The organisers used French terms to designate the regional territories within the kingdom: departments received names based on watercourses (Elbe, Saale, Weser, Fulda, Leine, Oker) and mountains (Harz), regardless of their traditional names. These departments were generally composed of territories taken from a number of petty states. Compared to the departments of France itself, the Westphalian departments were relatively small and sparsely populated.
While administrative divisions (departments, districts and cantons) were certainly less unequal than the previous territorial divisions, uniformity does not appear to have been a determining factor in their creation. The desire to break from the past, and not just from the random territorial divisions of the former manorial justices, especially influenced the cantonal distribution. Just as before the conquest, freedom of expression remained curtailed and censorship was instituted. In December 1810 the coastal and northern départements North (capital: Stade) and Lower Elbe (capital: Lunenburg) were ceded to the French Empire.
Following the French example, Jewish congregations were reorganised and a Consistory (Royal Westphalian Consistory of the Israelites) supervising them was established. The former Brunswick-Wolfenbüttel merchant and man of letters, Israel Jacobson, became its consistorial president, assisted by a board of officers. Jacobson did his best to exercise a reforming influence upon the various congregations of the country. He opened a house of prayer in Cassel, with a ritual similar to that introduced in Seesen. Napoléon's inglorious décret infâme, again restricting the rights of many French Jews, did not apply in Westphalia.
A significant burden on the kingdom was the requirement to supply troops and financial support for the Napoleonic wars. Large numbers of Westphalian troops fought in the Russian campaign of 1812; the Westphalian Guards heroically but unsuccessfully charged the Raevski Redoubt during the Battle of Borodino.
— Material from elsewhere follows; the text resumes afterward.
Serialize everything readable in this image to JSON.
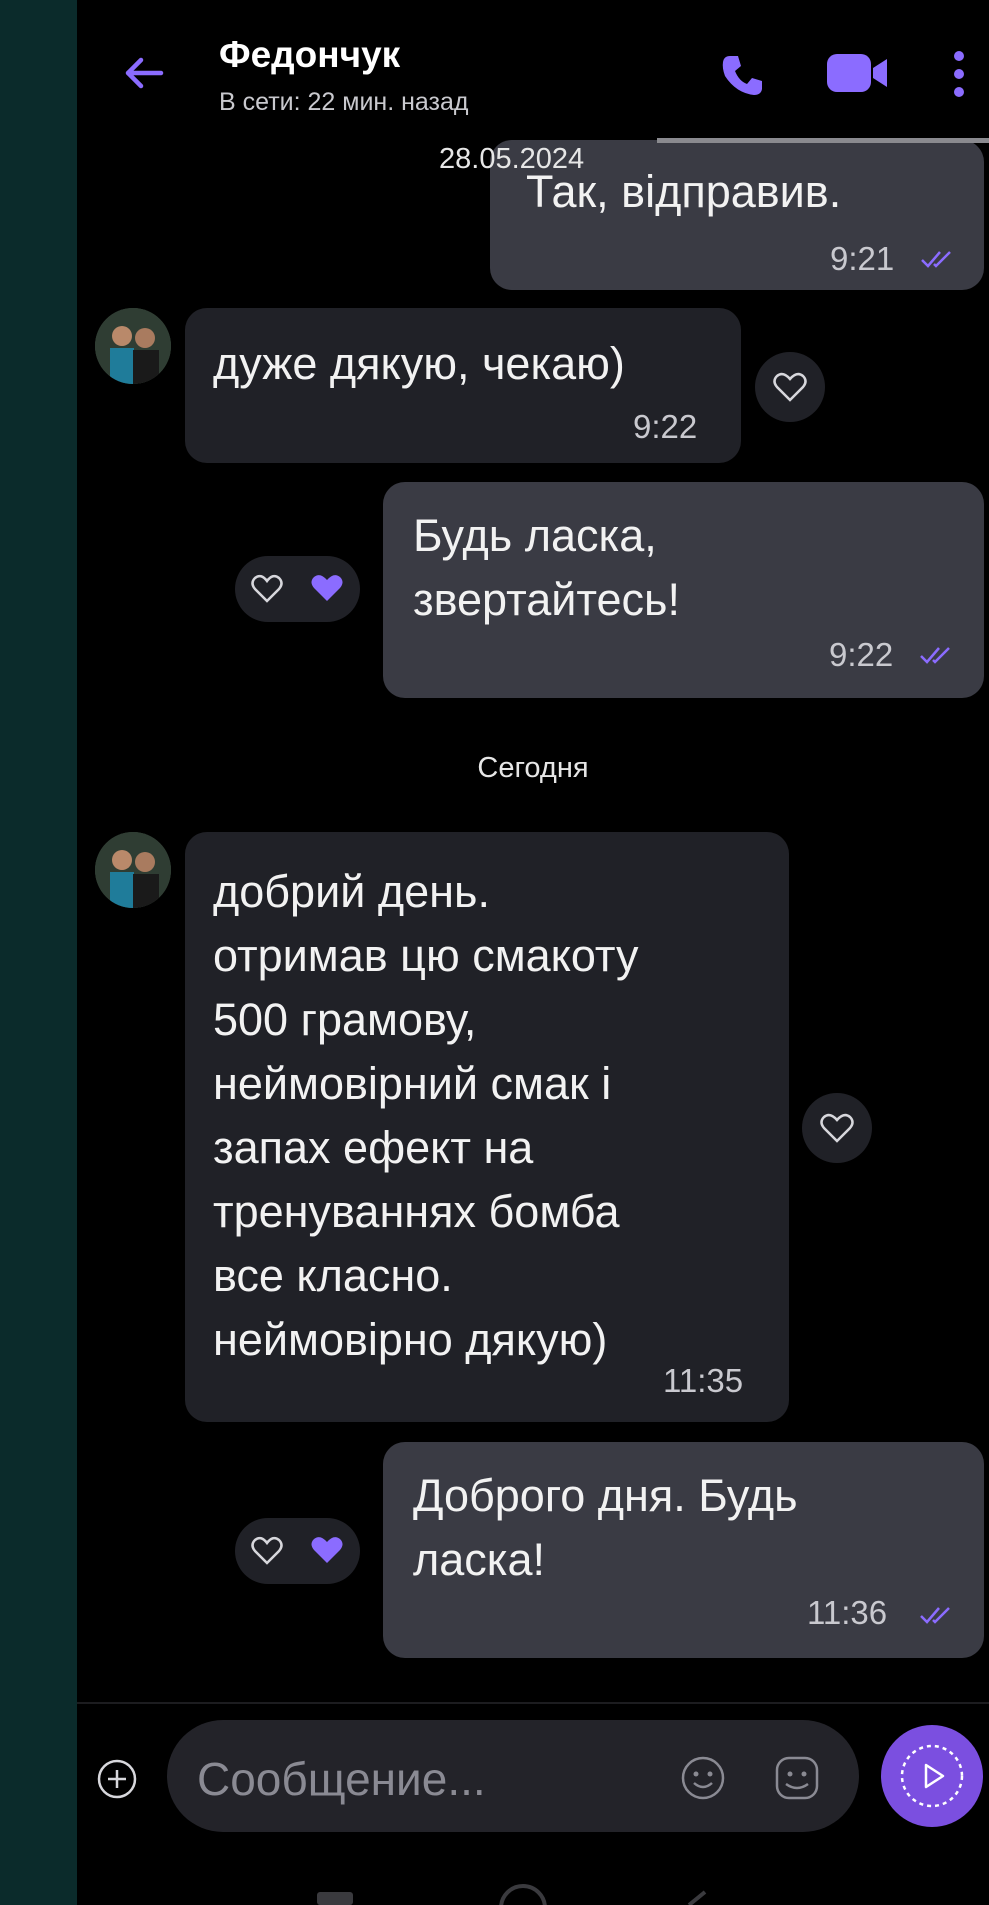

In September 1813, Russian troops surrounded Cassel, defeated the French completely, and took the city. By October 1 they had conquered the whole Kingdom, but three days later Jérôme returned with French soldiers and managed to recapture Cassel. The Elector of Hesse-Kassel arrived soon after and the Russians besieged the city again. After France lost the Battle of Leipzig on 19 October 1813, the Russians dissolved the Kingdom and restored the status quo of 1806 except for Rietberg and Stolberg-Wernigerode, which went to Prussia.
Coat of arms
The arms reflect the incorporated territories. The first quarter shows the silver horse of Westphalia; the second the lion of Hesse over the counties of Dietz, Nidda, Ziegenhain and Katzenelnbogen; the third was newly designed for non-specified territories around Magdeburg; and the fourth combined Brunswick, Diepholz, Lüneburg and Lauterburg. Around the shield are the Order of the Crown of Westphalia and the French Grand Aigle of the Légion d'honneur. Above is Napoleon's star. Typical of Napoleonic heraldry are the crossed sceptres.
- Connelly, Owen (1966). Napoleon's satellite kingdoms. Free Press. ISBN 9780029066003.
- Todorov, N. P. (2012). "The Napoleonic Administrative System in the Kingdom of Westphalia". In Broers, Michael; Hicks, Peter; Guimera, Agustin (eds.). The Napoleonic Empire and the New European Political Culture. Palgrave Macmillan. p. 175. ISBN 978-0-230-24131-2.